- Zegona Communications was started by two former Virgin Media executives
- The acquisition will be partly funded through a €4.2bn debt financing package
- Newbury-based Vodafone is the third most popular telecoms operator in Spain
Vodafone Group has struck a deal to sell its Spanish business for around €5billion (£4.4billion) under plans to streamline its operations.
Investment firm Zegona Communications, founded in 2015 by former Virgin Media executives Eamonn O’Hare and Robert Samuelson, has agreed to pay €4.1billion in cash for the assets.
Vodafone will also receive up to €900million in preference shares in Zegona that are redeemable no more than six years after the takeover is finalised.
Disposal: Vodafone Group has struck a deal to sell its Spanish business for around €5billion
Madrid-based newspaper Expansión reported last month that Zegona was looking to raise financing to help fund a purchase of Vodafone’s Spanish division.
On Tuesday, the company said the acquisition would be funded through a €4.2billion debt financing package, a €0.5billion revolving credit facility and an equity placing of up to €600million.
Following the deal’s completion, expected during the first half of next year, Zegona will be granted a licensing agreement to use the Vodafone brand in Spain for a decade.
Over that same period, Vodafone will also allow the group access to some of its services, such as mobile roaming and the ‘internet of things’.
Vodafone is the third most popular telecoms operator in Spain behind Telefonica and Orange, with €3.9billion in revenue and earnings before nasties of €1.3billion last year.
However, the Newbury-headquartered business has seen revenues in the country slide over the past couple of years due to stronger competition and a drop in mobile termination rates.
Margherita Della Valle, who became Vodafone’s chief executive in April, said: ‘The sale of Vodafone Spain is a key step in right-sizing our portfolio for growth and will enable us to focus our resources in markets with sustainable structures and sufficient local scale.’
The Italian-born boss is seeking to simplify the company’s operations amid pressure from shareholders impatient with a sliding share price and underwhelming trading performance.
She is also spearheading a planned mega-merger between Vodafone and Three UK, owned by the Hong Kong conglomerate CK Hutchison.
Should that go ahead, the enlarged firm would be the biggest telecoms operator in Britain, surpassing EE and Virgin Media O2.
But three weeks ago, the Competition and Markets Authority began examining the deal amid worries it would ‘substantially lessen competition’ in the telecoms sector.
Russ Mould, investment director at AJ Bell, said: ‘Vodafone still needs to simplify its business, having suffered from being in too many markets with too little resource.
‘Marks & Spencer may hold the crown for the slowest turnaround in UK plc history, but Vodafone is right behind.
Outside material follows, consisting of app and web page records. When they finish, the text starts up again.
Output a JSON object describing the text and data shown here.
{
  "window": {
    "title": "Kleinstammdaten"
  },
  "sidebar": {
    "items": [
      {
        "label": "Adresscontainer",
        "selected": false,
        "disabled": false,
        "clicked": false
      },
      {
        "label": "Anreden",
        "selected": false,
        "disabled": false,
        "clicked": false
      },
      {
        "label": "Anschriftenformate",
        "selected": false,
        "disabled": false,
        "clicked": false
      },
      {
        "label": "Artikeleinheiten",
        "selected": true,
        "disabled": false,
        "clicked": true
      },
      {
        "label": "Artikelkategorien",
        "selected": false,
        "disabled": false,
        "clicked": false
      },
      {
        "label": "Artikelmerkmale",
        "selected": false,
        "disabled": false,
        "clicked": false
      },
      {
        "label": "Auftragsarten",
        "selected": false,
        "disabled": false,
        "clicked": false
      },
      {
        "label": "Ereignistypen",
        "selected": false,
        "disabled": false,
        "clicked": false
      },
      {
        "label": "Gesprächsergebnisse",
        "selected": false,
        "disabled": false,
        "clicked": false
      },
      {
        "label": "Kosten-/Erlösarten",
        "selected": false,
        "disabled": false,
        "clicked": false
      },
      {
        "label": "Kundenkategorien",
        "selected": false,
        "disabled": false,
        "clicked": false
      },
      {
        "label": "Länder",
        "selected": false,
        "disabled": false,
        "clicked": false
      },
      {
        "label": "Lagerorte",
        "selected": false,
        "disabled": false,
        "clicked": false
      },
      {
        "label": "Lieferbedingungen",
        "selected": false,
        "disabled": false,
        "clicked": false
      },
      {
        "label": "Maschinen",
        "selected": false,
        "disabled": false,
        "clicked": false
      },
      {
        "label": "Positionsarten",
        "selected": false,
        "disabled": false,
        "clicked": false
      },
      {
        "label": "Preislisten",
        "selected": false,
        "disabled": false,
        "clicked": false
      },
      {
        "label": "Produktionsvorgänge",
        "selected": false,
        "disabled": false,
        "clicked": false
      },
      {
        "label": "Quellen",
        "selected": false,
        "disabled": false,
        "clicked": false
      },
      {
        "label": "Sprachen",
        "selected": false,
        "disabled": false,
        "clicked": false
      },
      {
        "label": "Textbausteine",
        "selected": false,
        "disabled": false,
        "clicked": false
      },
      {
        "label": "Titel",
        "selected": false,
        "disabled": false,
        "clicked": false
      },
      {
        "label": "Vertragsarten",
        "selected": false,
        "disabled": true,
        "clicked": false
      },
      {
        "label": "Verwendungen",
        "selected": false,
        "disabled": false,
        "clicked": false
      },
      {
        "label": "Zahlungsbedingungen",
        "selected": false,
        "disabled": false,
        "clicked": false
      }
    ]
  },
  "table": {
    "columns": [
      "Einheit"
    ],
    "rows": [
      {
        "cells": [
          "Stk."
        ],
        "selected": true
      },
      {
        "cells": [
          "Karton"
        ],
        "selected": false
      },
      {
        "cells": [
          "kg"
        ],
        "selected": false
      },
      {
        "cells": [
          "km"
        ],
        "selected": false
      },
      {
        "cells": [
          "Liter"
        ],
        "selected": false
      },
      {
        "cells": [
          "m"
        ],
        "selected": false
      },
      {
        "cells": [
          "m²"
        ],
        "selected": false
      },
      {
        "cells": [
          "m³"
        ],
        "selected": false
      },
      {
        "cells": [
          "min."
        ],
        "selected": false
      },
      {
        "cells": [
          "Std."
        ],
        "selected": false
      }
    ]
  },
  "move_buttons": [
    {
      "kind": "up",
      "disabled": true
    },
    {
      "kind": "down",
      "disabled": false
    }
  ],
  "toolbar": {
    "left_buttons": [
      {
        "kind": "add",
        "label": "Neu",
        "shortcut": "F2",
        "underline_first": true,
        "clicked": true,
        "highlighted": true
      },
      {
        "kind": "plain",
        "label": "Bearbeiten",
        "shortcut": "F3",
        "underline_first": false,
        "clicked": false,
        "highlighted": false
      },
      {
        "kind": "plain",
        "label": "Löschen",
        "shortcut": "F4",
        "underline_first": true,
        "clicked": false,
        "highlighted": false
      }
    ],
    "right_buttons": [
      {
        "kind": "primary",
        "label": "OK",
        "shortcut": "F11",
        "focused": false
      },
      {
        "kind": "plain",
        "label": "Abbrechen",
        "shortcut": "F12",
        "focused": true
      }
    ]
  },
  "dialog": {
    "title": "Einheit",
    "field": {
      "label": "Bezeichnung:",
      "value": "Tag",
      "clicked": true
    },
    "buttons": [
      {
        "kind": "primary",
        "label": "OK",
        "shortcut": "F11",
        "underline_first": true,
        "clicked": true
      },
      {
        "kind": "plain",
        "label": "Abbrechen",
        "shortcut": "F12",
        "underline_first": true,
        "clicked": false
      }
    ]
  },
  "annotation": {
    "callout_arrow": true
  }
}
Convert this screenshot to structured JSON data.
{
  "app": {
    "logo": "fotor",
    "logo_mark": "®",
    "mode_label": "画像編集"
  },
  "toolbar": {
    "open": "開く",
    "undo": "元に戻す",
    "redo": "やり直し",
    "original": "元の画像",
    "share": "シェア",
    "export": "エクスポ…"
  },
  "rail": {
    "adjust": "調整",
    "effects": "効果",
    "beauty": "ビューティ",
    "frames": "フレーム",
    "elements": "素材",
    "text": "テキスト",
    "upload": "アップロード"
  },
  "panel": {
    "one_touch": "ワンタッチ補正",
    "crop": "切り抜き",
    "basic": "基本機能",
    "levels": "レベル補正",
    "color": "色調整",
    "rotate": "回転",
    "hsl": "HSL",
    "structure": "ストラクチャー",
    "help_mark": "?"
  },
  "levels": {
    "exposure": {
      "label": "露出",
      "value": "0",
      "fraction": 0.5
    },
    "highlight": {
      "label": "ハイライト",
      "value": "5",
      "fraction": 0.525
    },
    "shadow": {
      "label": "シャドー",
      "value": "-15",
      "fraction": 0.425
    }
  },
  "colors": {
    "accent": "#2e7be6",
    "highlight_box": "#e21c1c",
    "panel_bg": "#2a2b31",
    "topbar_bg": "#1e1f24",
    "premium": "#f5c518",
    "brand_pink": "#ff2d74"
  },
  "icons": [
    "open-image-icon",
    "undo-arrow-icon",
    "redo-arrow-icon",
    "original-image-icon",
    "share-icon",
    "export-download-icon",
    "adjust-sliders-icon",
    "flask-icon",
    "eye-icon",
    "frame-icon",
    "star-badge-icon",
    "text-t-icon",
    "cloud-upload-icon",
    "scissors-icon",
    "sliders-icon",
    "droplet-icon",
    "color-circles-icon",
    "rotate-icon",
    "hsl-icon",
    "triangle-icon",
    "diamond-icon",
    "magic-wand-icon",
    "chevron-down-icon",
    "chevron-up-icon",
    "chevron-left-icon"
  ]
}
The market has shrugged off the Spanish news, with the shares dipping on the announcement.
‘This suggests the telecoms group needs to be more imaginative in reviving its fortunes; otherwise, its shares might continue to drift.’
Vodafone shares were 0.8 per cent lower at 76.1p at lunchtime on Tuesday and have slumped by around a quarter over the past 12 months.